§ WORK ITEM
Pull every line containing "Assigning" from the listing.

== Segment start ==

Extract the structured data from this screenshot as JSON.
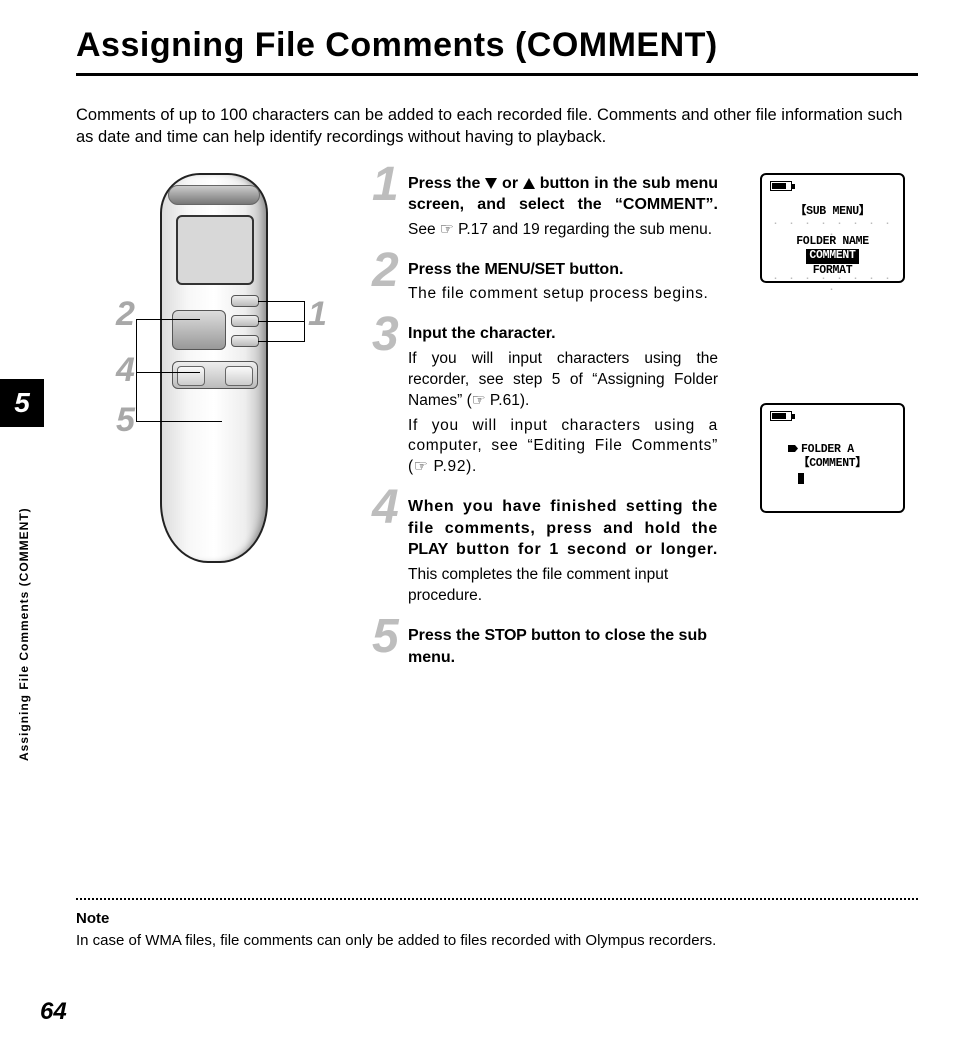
{
  "title": "Assigning File Comments (COMMENT)",
  "intro": "Comments of up to 100 characters can be added to each recorded file. Comments and other file information such as date and time can help identify recordings without having to playback.",
  "chapter": "5",
  "side_label": "Assigning File Comments (COMMENT)",
  "diagram": {
    "c1": "1",
    "c2": "2",
    "c4": "4",
    "c5": "5"
  },
  "steps": {
    "s1": {
      "num": "1",
      "head_a": "Press the ",
      "head_b": " or ",
      "head_c": " button in the sub menu screen, and select the “COMMENT”.",
      "body": "See ☞ P.17 and 19 regarding the sub menu."
    },
    "s2": {
      "num": "2",
      "head_a": "Press the ",
      "btn": "MENU/SET",
      "head_b": " button.",
      "body": "The file comment setup process begins."
    },
    "s3": {
      "num": "3",
      "head": "Input the character.",
      "body_a": "If you will input characters using the recorder, see step 5 of “Assigning Folder Names” (☞ P.61).",
      "body_b": "If you will input characters using a computer, see “Editing File Comments” (☞ P.92)."
    },
    "s4": {
      "num": "4",
      "head_a": "When you have finished setting the file comments, press and hold the ",
      "btn": "PLAY",
      "head_b": " button for 1 second or longer.",
      "body": "This completes the file comment input procedure."
    },
    "s5": {
      "num": "5",
      "head_a": "Press the ",
      "btn": "STOP",
      "head_b": " button to close the sub menu."
    }
  },
  "lcd1": {
    "l1": "【SUB MENU】",
    "l2": "FOLDER NAME",
    "l3": "COMMENT",
    "l4": "FORMAT"
  },
  "lcd2": {
    "l1": "FOLDER A",
    "l2": "【COMMENT】"
  },
  "note": {
    "label": "Note",
    "body": "In case of WMA files, file comments can only be added to files recorded with Olympus recorders."
  },
  "page_number": "64"
}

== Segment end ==

§ ANSWER TO THE EXERCISE
  "title": "Assigning File Comments (COMMENT)",
  "side_label": "Assigning File Comments (COMMENT)",
      "body_a": "If you will input characters using the recorder, see step 5 of “Assigning Folder Names” (☞ P.61).",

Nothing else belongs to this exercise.